Feeling Like a Puppy Dog

  • By: Jessica Faust | Date: Jul 31 2007

One agent requested my full, offered suggestions for revisions which I completed in a week and a half, and then proceeded to sit on it for a year. Two follow-up emails were ignored, but the third was acknowledged by the assistant. A year later, I had the opportunity to meet her during an RWA chapter meeting. I arrived, sparklingly clean and with fresh breath. I was enthusiastic. I introduced myself and gave her a thank-you card. I could tell she couldn’t remember the story. I even paid money to do all of this networking. A week later, I received a form rejection.

I agree it’s important to network, but like Reid observed, on the writer’s end, how far do we pursue a relationship? Especially if we can’t meet in person for whatever reason, and follow-up emails to rejections are frowned upon (I’m referring to the personalized ones). I intend to query the agent again from the above scenario, but part of me feels like I’m making a little bit of a fool of myself, like I’m chasing after her like a little puppy dog.

In a recent post on Networking I came across this comment and it made me feel a little sad. I think in this case the author is chasing after the agent like a puppy dog.

The truth is that you can’t successfully network with every person you come across. In this case the agent clearly isn’t all that enthusiastic for the author’s work, and if I were the author, I would take the agent’s lack of enthusiasm, and respect, as a sign that they probably aren’t compatible.

I would only pursue the relationship as far as you think it’s worth your while. If this is clearly not an agent you feel you could work with, then I wouldn’t bother. I wouldn’t call the agent and tell her she’s an idiot, but I would just cross her off your own personal list. It’s obvious it’s not a good fit.
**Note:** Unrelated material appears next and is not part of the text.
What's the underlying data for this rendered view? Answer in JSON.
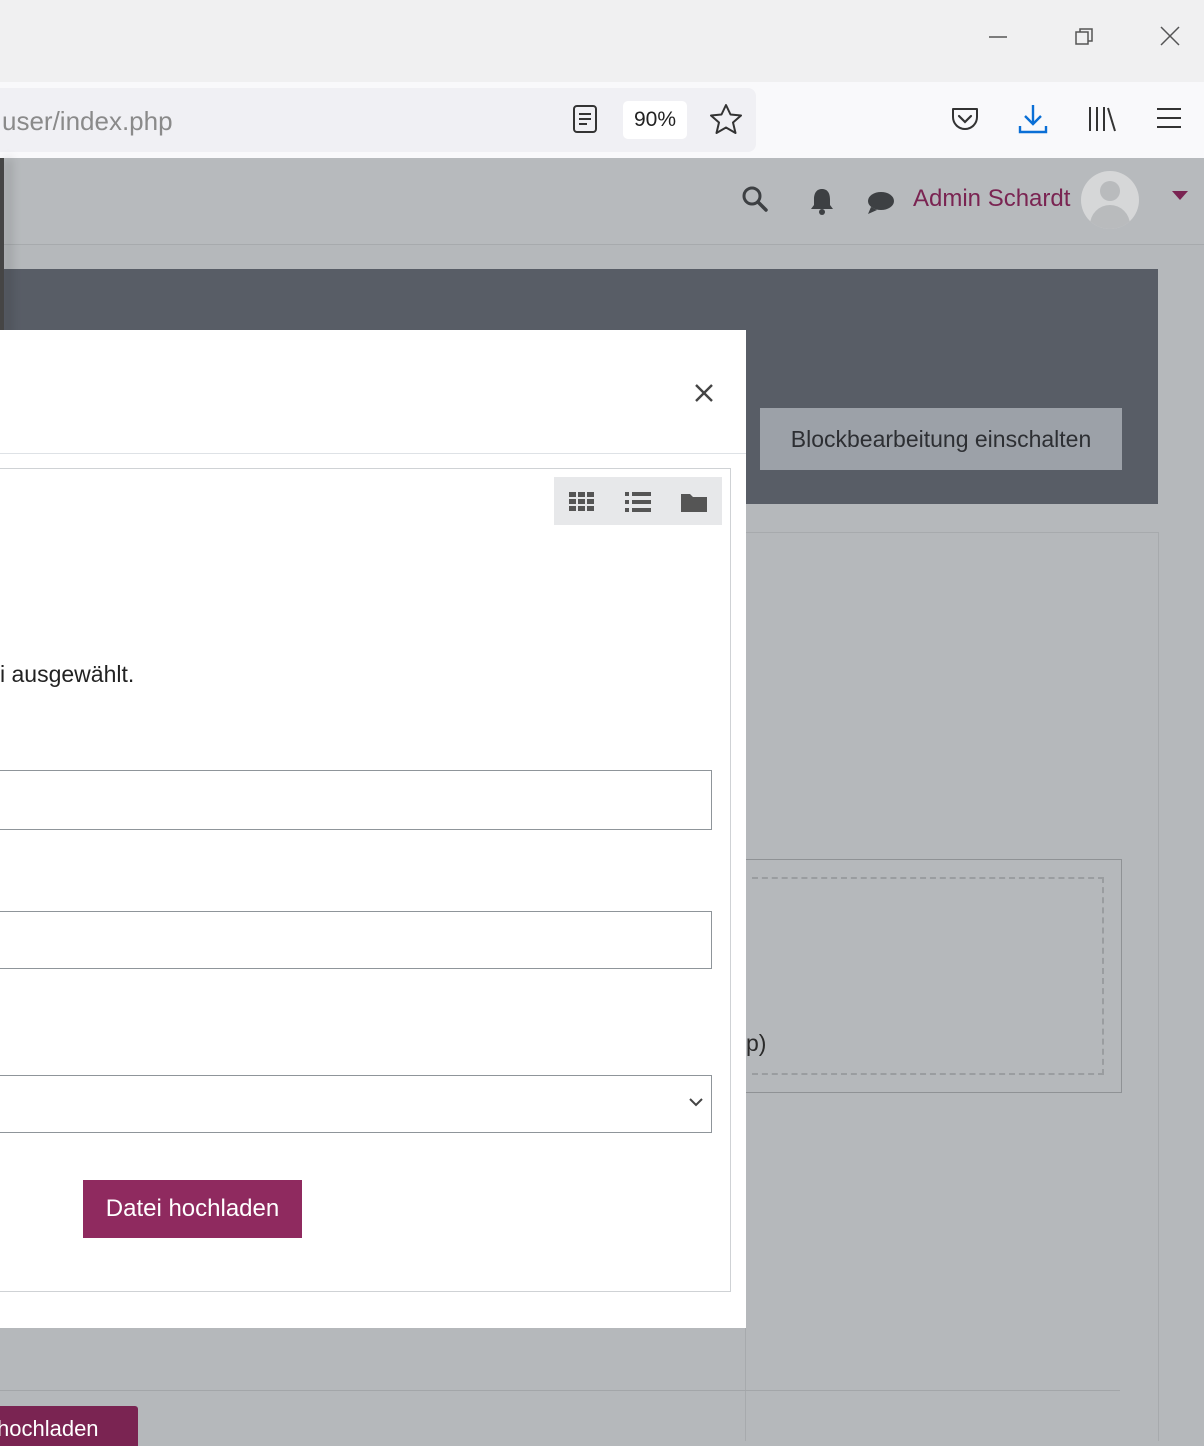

If, however, you’ve gotten a rejection that you liked and appreciated or comments that hit home, it can never hurt to send a nice thank-you or introduce yourself at a conference. It’s true, we might not remember your name or story title, but we might remember you after that nice introduction. Let’s put it this way, it can’t hurt.


4 responses to “Feeling Like a Puppy Dog”

  1. Avatar Anonymous says:

    This is a business relationship, not a sorority.

    If an agent is too rude to respond, then they shouldn’t be in the business — yes, we writers know that agents are all terribly, terribly overwhelmed with submissions; we get that — but this is a business.

    If an agent can’t be bothered with the time-consuming task of sticking a form rejection letter into an envelope after requesting a full and making editorial suggestions, then that agent should be your last choice and the last choice of every writer.

    To quote (loosely) Miss Snark: You’re better off with no agent than someone like this.

    If your writing was good enough to garner comments and suggestions for changes, then you should (and will) find an agent who deserves to have you as a client.

    Agents make their livings off of writers. There is never any reason to lick their boots. Polite and professional should be all that is required.

  2. Avatar Lauren J says:

    Assuming that purchasing a ticket to network will assure retention of an agent is probably not a great assumption.

    I agree wholeheartedly that this agent and this writer would not have fit together well.

  3. Avatar Lesley says:

    I agree, and why would you want someone who was unprofessional and impolite working for you in the first place? If they are disrespectful to you, then how are they going to act with the publishers you want to love and adore you and your work? I’d think even a masterpiece would be tainted if the agent wasn’t polite when they pitched it.

  4. Avatar Reid says:

    I can understand her point, though, sometimes any interest is good. When you’re stuck without a lot of direct contact with anyone from the publishing industry other than a ream of generic rejections, any interest can be like a beacon in the fog.

    Perhaps it’s like some other nautical literary simile, that’s just the first one that popped up.

    Anyway, I had an agent keep “The Great Texas Trailer Park Escape” for a year before finally passing. He just kept saying he was too busy, but he still wanted to look over it. I kept hanging on with him when I logically knew he wasn’t the right agent, based on his schedule.

    It’s sort of like a romantic relationship. If it’s been a while since you’ve had a date, even the worst guy at the bar starts to look good to you. You appreciate the interest, and you’re willing to overlook the fact that he’s a 300 pound alcoholic car salesman in a Hawaiian shirt.

    Not that I’m referring directly to any agents I’ve known.